And considering who he was brawling against in the last movie, and since we’ve already talked about The Hulk, that brings us to:
I don’t think there’s much question here. Take Tony out of his suit, and the only one he has a chance against is Bruce. Not The Hulk of course – Bruce.
Put him in the suit, and the question gets a bit more blurry. He’s the best powered-armor pilot in the Marvel Cinematic Universe (granted, it’s a narrow field, but he makes the most of it), but does that count as a “fighting style”? I’d actually say not. For the most part, he acts as a pilot – flying his vehicle around the enemy and hitting them with distance attacks. We see him fight in melee combat only a few times, and in those cases we see a few basic punches, tackles, and a head butt – all of which are maximized by clever use of the armor.
The one time we see Tony gearing up for a fight outside the armor, we know that he has little chance, because he’s gearing up to fight:
Cap is an interesting case. He’s clearly a very good fighter…but just how good? What is his training? What is his technique? He took part in many Brooklyn street brawls in his youth, but there’s only so much educational value in getting your ass kicked over and over again. He received WWII-era hand-to-hand combat training when he joined the army, of course, and it seems that that is what he relied on when he finally developed the physical ability to use it properly. His opponents after that point certainly don’t teach him anything new; most go down with a single hit, and the only foe who can take the punishment he dishes out is a weapons developer who took a prototype of the super-soldier serum.
He does develop some new and interesting techniques for that shield, though.
That finally brings us to the two most skilled fighters in the Avengers:
Either of them would lose against Cap, but again we’re back to a question of power: either of them fighting Cap is like Cap himself fighting Loki: they’re the more skilled, and they would land some good hits, but those hits wouldn’t do any lasting damage, and any counterblows (when they finally started landing, as his serum-enhanced stamina wore them down) would be devastating. In the end, there could be only one outcome.
Barton and Romanoff have no superpowers whatsoever. They don’t even have any super weapons – true, theirs are a little souped-up, perhaps even beyond what’s available in the real world, but on a battlefield that contains Mjolnir and the Iron Man armor, they don’t deserve the title of superweapons. They have only their training and skills, and those are sufficient to make them Avengers.
So which of the two is the better? Well, the movie conveniently already answered that for us:

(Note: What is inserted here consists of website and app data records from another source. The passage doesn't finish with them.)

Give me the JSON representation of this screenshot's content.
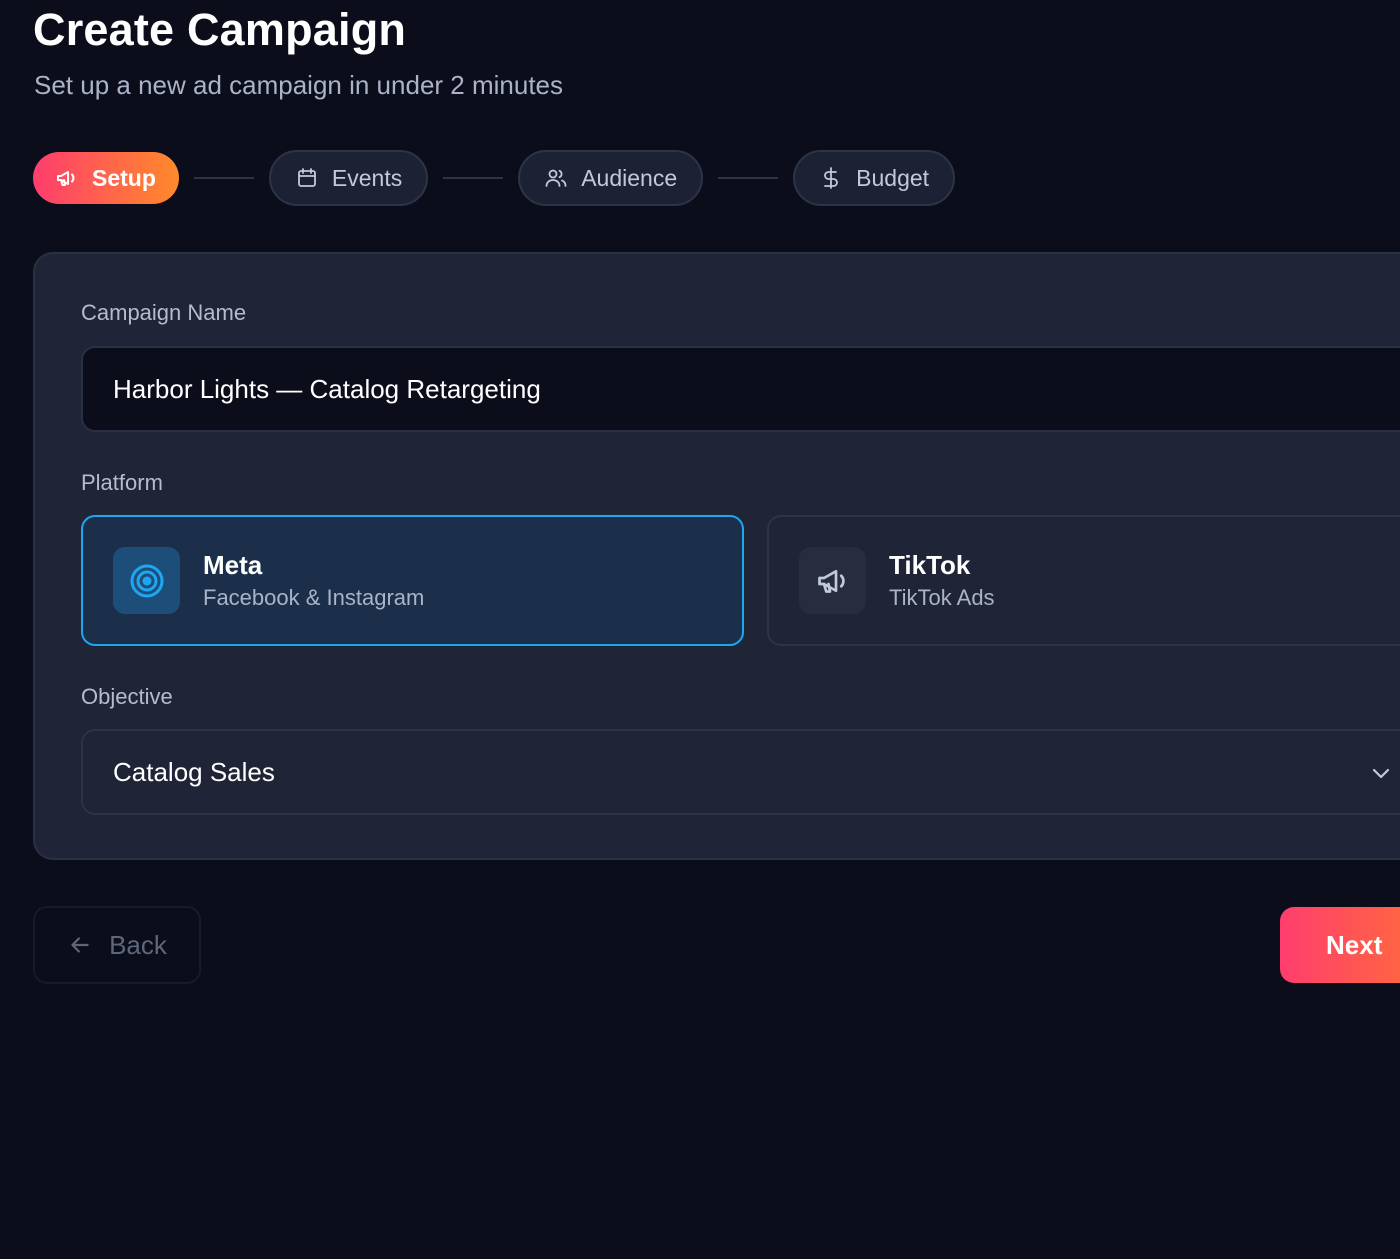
{
  "header": {
    "title": "Create Campaign",
    "subtitle": "Set up a new ad campaign in under 2 minutes"
  },
  "stepper": {
    "steps": [
      {
        "label": "Setup",
        "icon": "megaphone-icon",
        "active": true
      },
      {
        "label": "Events",
        "icon": "calendar-icon",
        "active": false
      },
      {
        "label": "Audience",
        "icon": "users-icon",
        "active": false
      },
      {
        "label": "Budget",
        "icon": "dollar-icon",
        "active": false
      }
    ]
  },
  "form": {
    "campaign_name": {
      "label": "Campaign Name",
      "value": "Harbor Lights — Catalog Retargeting"
    },
    "platform": {
      "label": "Platform",
      "options": [
        {
          "name": "Meta",
          "description": "Facebook & Instagram",
          "icon": "target-icon",
          "selected": true
        },
        {
          "name": "TikTok",
          "description": "TikTok Ads",
          "icon": "megaphone-icon",
          "selected": false
        }
      ]
    },
    "objective": {
      "label": "Objective",
      "value": "Catalog Sales"
    }
  },
  "footer": {
    "back_label": "Back",
    "next_label": "Next"
  },
  "colors": {
    "background": "#0b0d1a",
    "card": "#1f2436",
    "accent_gradient_start": "#ff3d6e",
    "accent_gradient_end": "#ff8a2a",
    "selected_border": "#1ea7f0",
    "selected_bg": "#1b2f4a"
  }
}
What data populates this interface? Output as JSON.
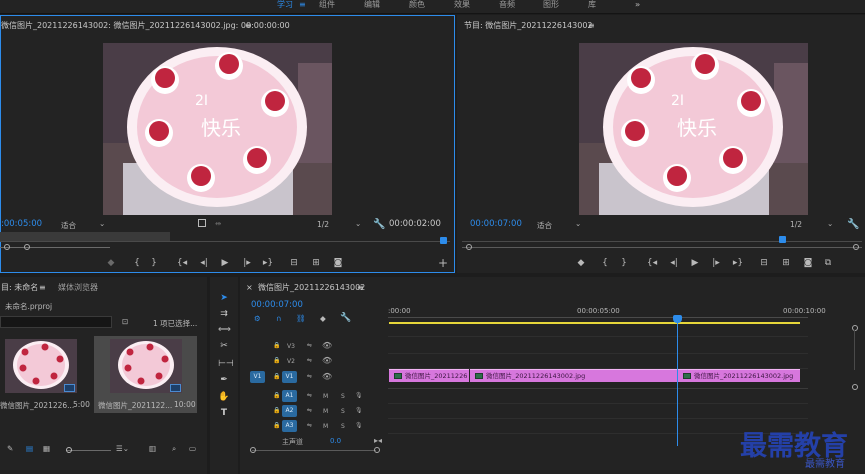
{
  "workspaces": [
    {
      "label": "学习",
      "active": true
    },
    {
      "label": "组件"
    },
    {
      "label": "编辑"
    },
    {
      "label": "颜色"
    },
    {
      "label": "效果"
    },
    {
      "label": "音频"
    },
    {
      "label": "图形"
    },
    {
      "label": "库"
    }
  ],
  "workspace_more": "»",
  "source": {
    "title": "源: 微信图片_20211226143002: 微信图片_20211226143002.jpg: 00:00:00:00",
    "title_visible": "微信图片_20211226143002: 微信图片_20211226143002.jpg: 00:00:00:00",
    "menu": "≡",
    "timecode": ":00:05:00",
    "fit": "适合",
    "resolution": "1/2",
    "duration": "00:00:02:00"
  },
  "program": {
    "title": "节目: 微信图片_20211226143002",
    "menu": "≡",
    "timecode": "00:00:07:00",
    "fit": "适合",
    "resolution": "1/2"
  },
  "cake": {
    "text_top": "2I",
    "text_main": "快乐",
    "colors": {
      "frosting": "#f3c9d7",
      "rim": "#fbeef3",
      "berry": "#c0253f",
      "bg": "#4a3d47"
    }
  },
  "project": {
    "tab_project": "目: 未命名",
    "menu": "≡",
    "tab_media": "媒体浏览器",
    "file": "未命名.prproj",
    "selection": "1 项已选择...",
    "items": [
      {
        "name": "微信图片_2021226...",
        "duration": "5:00"
      },
      {
        "name": "微信图片_2021122...",
        "duration": "10:00"
      }
    ]
  },
  "timeline": {
    "close": "×",
    "title": "微信图片_20211226143002",
    "menu": "≡",
    "timecode": "00:00:07:00",
    "ruler": [
      ":00:00",
      "00:00:05:00",
      "00:00:10:00"
    ],
    "video_tracks": [
      {
        "name": "V3"
      },
      {
        "name": "V2"
      },
      {
        "name": "V1",
        "target": "V1"
      }
    ],
    "audio_tracks": [
      {
        "name": "A1",
        "m": "M",
        "s": "S"
      },
      {
        "name": "A2",
        "m": "M",
        "s": "S"
      },
      {
        "name": "A3",
        "m": "M",
        "s": "S"
      }
    ],
    "master": {
      "label": "主声道",
      "value": "0.0"
    },
    "clips": [
      {
        "label": "微信图片_20211226"
      },
      {
        "label": "微信图片_20211226143002.jpg"
      },
      {
        "label": "微信图片_20211226143002.jpg"
      }
    ]
  },
  "watermark": {
    "title": "最需教育",
    "sub": "最需教育"
  },
  "colors": {
    "accent": "#2d8ceb",
    "clip": "#d777dd",
    "work_area": "#e6d63a",
    "track_target": "#2a6aa0"
  }
}
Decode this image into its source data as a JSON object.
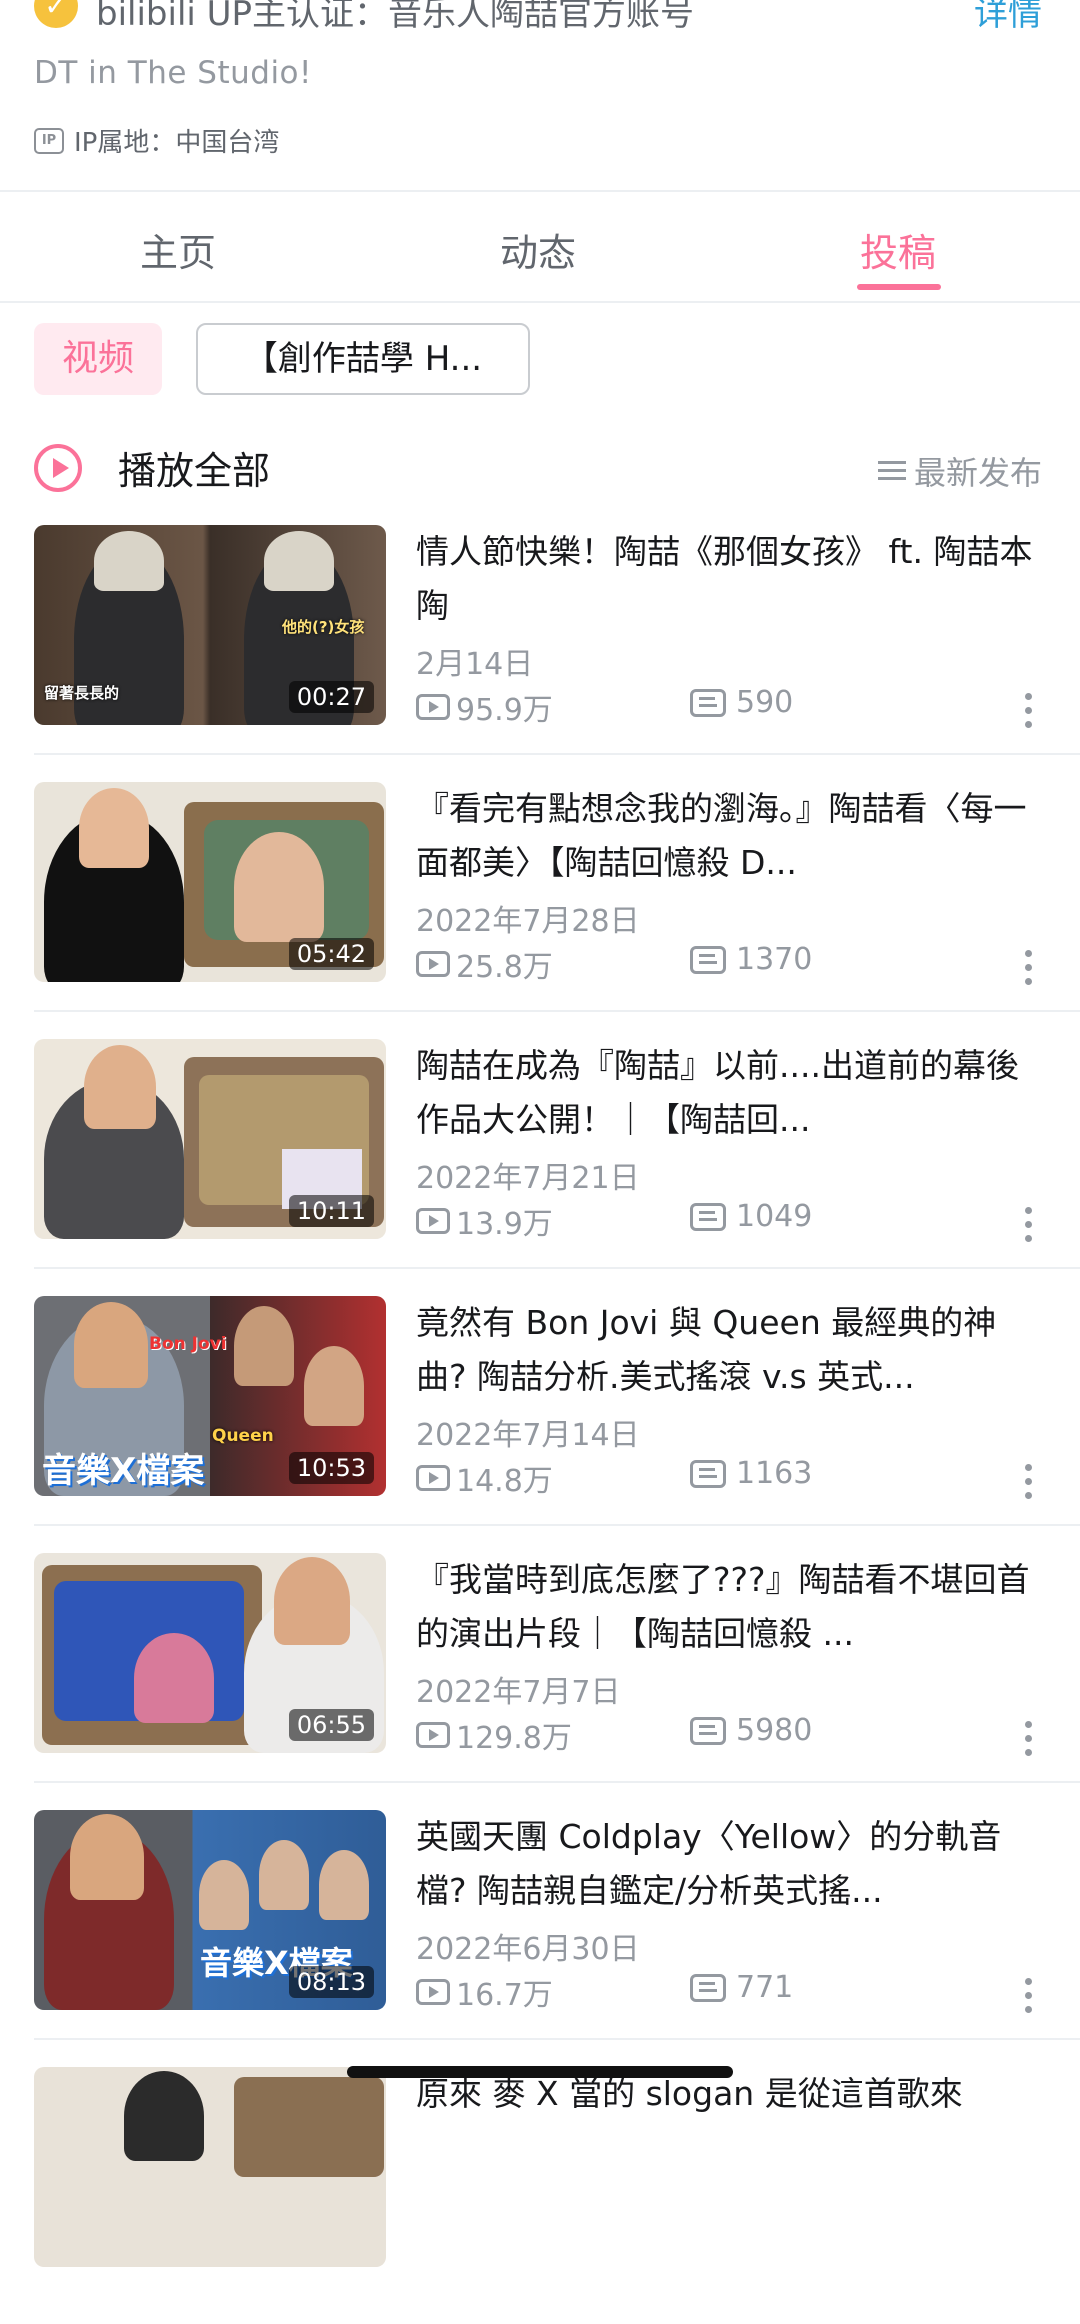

I like this fight. I really do. It’s brutal. It’s dirty. There’s biting and hair-pulling. Clint wisely pulls a knife at his first opportunity and still gets his head banged against the scenery for his troubles. These are not two superheroes fighting for Truth, Justice, and The American Way with one hand tied behind their backs, these are two soldiers who need to do whatever they can to win. Each uses their physical advantages to best effect: once his bow is taken out of the equation (but only then), Clint keeps trying to close, to pin and overwhelm Natasha with his greater bulk. For her part, Natasha tries to keep the fight moving, so she can maximize her greater agility. In the end, well, Clint is a sniper, the best in the MCU, but Natasha’s a ninja.
Somebody hit that girl with some Gamma Rays and give her a rematch with The Hulk. We need to figure out Who Would Win The Fight.